Archive for Nigel Calder

Einstein’s Universe

Posted in The Universe and Stuff with tags , , on December 7, 2020 by telescoper

I’ve just started teaching about special relativity and for some reason I suddenly remembered this blast from the past (in 1979) which I saw when I was still at School. It is now available in fully remastered form on YouTube. It’s a feature-length film (2 hours long) but I think it’s worth sharing in its entirety. Here is the description from YouTube, with a few additions:

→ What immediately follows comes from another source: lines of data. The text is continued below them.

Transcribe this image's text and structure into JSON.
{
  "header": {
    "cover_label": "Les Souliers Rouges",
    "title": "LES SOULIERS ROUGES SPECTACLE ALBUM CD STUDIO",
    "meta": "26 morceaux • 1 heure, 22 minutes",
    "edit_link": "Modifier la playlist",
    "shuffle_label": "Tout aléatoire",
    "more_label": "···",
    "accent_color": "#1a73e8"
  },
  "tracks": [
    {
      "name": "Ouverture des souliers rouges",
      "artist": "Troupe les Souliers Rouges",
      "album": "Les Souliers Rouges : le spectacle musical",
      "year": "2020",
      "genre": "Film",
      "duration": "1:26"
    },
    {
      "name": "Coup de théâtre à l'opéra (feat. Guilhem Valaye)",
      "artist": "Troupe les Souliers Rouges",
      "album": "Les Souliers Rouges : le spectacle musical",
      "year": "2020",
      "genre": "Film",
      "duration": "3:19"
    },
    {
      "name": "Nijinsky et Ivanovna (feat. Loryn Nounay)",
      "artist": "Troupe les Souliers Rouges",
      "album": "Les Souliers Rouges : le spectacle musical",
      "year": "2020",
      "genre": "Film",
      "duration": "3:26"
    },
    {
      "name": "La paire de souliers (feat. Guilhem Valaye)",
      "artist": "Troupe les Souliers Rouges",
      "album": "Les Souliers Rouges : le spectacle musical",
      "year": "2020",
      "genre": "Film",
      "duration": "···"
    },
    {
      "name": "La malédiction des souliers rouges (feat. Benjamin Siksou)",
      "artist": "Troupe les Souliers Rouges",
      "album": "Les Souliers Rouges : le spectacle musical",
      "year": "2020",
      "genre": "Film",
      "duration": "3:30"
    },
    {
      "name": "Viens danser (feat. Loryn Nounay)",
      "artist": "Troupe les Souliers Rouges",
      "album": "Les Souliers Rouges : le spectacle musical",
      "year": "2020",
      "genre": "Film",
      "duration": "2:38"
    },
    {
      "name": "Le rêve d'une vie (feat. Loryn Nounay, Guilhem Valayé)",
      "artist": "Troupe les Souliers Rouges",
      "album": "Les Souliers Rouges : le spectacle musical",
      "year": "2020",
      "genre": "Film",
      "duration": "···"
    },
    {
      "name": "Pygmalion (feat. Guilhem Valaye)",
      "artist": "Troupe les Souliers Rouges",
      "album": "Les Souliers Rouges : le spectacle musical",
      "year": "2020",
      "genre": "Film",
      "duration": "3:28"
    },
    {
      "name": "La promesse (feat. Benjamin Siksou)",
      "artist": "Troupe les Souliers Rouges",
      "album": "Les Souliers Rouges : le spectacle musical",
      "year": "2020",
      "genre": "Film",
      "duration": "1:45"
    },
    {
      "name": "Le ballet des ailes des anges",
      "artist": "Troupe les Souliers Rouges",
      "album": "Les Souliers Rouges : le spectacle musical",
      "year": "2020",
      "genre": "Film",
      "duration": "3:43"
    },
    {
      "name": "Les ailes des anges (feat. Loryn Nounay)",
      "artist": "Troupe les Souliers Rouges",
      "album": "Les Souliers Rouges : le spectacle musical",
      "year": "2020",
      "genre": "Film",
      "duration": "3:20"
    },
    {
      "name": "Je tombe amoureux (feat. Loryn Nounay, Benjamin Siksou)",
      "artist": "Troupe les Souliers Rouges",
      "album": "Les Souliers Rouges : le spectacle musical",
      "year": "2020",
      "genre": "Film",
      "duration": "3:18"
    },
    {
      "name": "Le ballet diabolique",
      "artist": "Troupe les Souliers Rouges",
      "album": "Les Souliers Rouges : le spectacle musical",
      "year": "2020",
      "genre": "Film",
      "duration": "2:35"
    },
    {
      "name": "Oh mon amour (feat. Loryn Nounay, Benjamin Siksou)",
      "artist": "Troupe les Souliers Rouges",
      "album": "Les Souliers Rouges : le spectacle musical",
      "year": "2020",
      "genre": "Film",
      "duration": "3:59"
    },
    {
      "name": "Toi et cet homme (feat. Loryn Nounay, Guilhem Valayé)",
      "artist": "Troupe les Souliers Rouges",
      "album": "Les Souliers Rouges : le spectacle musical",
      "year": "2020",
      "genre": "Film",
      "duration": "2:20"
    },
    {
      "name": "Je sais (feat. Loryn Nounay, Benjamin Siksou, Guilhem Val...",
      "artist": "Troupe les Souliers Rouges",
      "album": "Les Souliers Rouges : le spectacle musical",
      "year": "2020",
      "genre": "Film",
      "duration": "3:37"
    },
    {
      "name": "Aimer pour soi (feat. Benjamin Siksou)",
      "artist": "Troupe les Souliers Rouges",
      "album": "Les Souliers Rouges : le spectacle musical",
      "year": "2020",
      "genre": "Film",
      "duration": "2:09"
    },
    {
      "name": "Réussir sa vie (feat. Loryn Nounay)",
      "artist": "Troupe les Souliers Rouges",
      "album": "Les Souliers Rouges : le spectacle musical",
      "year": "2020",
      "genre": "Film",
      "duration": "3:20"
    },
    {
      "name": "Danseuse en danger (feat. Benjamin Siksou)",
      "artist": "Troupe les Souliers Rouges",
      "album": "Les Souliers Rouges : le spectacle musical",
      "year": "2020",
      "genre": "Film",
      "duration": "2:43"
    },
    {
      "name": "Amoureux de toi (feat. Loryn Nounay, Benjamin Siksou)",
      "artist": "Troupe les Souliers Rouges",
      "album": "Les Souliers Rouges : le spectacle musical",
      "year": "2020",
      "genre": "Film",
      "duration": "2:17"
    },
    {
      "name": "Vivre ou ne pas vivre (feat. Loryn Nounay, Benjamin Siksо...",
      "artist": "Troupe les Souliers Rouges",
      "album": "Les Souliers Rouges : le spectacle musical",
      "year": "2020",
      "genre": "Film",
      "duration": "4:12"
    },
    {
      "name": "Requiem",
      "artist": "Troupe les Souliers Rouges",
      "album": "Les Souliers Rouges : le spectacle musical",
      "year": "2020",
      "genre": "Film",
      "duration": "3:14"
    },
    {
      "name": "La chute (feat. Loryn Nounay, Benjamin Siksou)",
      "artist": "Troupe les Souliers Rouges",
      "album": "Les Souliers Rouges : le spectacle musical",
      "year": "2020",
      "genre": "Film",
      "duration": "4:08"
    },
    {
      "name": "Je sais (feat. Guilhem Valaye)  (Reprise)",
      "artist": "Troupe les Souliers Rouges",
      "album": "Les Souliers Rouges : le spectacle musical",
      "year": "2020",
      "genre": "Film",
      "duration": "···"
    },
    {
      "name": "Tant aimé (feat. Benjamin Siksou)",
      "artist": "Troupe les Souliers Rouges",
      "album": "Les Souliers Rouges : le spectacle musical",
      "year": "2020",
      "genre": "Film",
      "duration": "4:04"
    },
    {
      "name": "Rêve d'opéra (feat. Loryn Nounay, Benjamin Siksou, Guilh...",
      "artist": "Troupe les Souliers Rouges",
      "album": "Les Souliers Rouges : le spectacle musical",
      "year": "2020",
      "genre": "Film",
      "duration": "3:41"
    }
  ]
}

Based on Nigel Calder’s book Einstein’s Universe, this fascinating and rare film going by the same title has been re-mastered and digitally enhanced to bring Einstein fans a priceless experience. Narrated by the charismatic Peter Ustinov and hosted by Nigel Calder, the film was first broadcast on the centenary of Albert Einstein’s Birth; March 14th, 1979. Ustinov takes the viewer on a wonderful experience through the McDonald Observatory at the University of Texas-Austin where he is thoroughly enlightened on the great physicist’s theories, especially General Relativity, by a renowned team of scientists including Dennis Sciama, Roger Penrose, John Wheeler, Wallace Sergeant, Irwin Shapiro, Sidney Drell, and Ken Brecher.

Included in Ustinov’s experience at the McDonald Observatory are experiments to help understand gravity, warped space, how light responds to gravity, the “Doppler effect” and how radio waves, as used in police radar, are an unbeatable way of measuring speed. From these simpler experiments much larger concepts are drawn, such as the discovery of a Binary Pulsar, the nature of black holes and how they are created, and the ultimate theory of how the universe was formed. Other demonstrations measure the speed of light, how time passes more slowly for people traveling in an airplane, the incredible accuracy of the Atomic Clock in Washington, DC and how time itself would appear to stop at the surface of a black hole. The conclusion of the program portrays Einstein as a great humanitarian. Although known as the “father of the Atomic Bomb”, his greatest concern was for the potentially devastating effects splitting the atom could have on the future of mankind. His famous letter to President Franklin Roosevelt warned that although the splitting of the atom to detonate an atomic bomb could be used to end World War II, it could also potentially be used for far more deadly ends.

It’s a great chance to see and hear some of the greats of physics as they were over forty years ago, some of whom make remarkably prescient comments about the future (now our present) including about gravitational waves!